The runner was a man over fifty.

He inspired me with his performance. He was proof that, regardless of age, running can bring the best out of everyone. Running a road race is about competition but on this occasion it felt more important that I made a personal connection with another runner.

Race Report: Hardwick 10km

Hardwick 10km

On the start line my quads and groin ached.
As I set off I ignored the distraction and focused on charging up the first of many gradual inclines.
The road was packed with runners.
I maintained a comfortably hard (tempo) pace as we navigated the undulating rural landscape.
I kept within a pack of heavy breathers as we approached Hardwick Hill.
As runners slowed I passed them by sustaining my effort level.
Only, the route continued to ascend for over half a mile.
My heartbeat accelerated and my breath shortened.
The steep path twisted until I reached the entrance to the Hall.
I saw the leaders running the opposite way.
I chased them back down the hill, past the long queue of runners refusing to stop despite the challenging climb.
Before I conquered the hardest section I was stunned.
People began clapping me. Not just spectators but groups of runners, one after another.
I could not hold back a smile. I returned their applause.
I ran hard to catch up with the top runners. But they remained too far ahead; I was alone.
No sooner had I reached the last kilometre I was cheered again.
I sprinted to the finish, to celebrate with my family and retrieve my t-shirt with “I beat the Hardwick Hill” printed on the front.

This race was the first I ran in the county of Derbyshire, the first 10km for over four and a half years, and the first held in the evening.

Although I tapered my running I played an hour of walking indoor football the day before. This made my upper leg muscles sore when I most needed them. Although my performance was consistent with my recent training improvements and past race results it was not ideal preparation.

As a warm-up event before my marathon later in the year it was the perfect experience. The Hardwick 10km was a great test of my strength and produced an inspiring and supportive atmosphere.

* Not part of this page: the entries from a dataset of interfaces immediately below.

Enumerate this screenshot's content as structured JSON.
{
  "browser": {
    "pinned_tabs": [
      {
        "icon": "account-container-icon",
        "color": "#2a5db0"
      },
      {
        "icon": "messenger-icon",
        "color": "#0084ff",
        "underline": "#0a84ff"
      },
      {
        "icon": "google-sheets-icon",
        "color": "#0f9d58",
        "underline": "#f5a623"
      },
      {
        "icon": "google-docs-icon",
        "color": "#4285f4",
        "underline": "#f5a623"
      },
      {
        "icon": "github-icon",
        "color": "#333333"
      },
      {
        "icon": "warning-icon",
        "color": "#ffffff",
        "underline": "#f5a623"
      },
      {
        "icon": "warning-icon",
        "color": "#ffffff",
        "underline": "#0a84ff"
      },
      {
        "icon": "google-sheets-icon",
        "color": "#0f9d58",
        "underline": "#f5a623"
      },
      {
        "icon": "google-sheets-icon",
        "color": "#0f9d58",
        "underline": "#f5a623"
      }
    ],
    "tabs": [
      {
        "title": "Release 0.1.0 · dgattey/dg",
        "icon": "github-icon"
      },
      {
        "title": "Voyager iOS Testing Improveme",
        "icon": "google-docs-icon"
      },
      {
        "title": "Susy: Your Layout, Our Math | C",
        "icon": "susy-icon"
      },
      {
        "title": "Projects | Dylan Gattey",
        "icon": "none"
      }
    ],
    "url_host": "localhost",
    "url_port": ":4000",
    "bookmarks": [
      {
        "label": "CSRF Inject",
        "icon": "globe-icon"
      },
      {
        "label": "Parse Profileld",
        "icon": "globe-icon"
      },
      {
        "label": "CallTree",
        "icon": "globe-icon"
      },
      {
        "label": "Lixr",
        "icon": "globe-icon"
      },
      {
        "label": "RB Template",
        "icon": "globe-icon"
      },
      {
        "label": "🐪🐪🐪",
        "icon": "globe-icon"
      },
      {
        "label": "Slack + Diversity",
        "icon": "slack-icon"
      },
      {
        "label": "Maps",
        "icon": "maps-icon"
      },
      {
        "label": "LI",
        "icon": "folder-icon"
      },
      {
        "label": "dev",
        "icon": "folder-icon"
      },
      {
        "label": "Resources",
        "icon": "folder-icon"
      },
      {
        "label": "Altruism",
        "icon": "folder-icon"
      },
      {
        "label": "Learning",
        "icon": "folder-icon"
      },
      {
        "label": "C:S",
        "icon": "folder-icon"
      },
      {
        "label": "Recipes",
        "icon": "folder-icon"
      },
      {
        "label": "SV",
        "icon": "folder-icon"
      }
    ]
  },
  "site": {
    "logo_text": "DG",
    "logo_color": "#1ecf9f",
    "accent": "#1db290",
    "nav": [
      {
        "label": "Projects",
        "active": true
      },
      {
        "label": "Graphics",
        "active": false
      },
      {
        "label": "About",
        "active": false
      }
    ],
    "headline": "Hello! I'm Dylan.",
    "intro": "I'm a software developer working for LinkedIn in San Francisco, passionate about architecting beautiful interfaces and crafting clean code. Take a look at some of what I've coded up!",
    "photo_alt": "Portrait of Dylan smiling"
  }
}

My mistake of trying a new activity too close to race day reminds me of an important lesson too: experience counts for nothing if you do not apply previous learnings.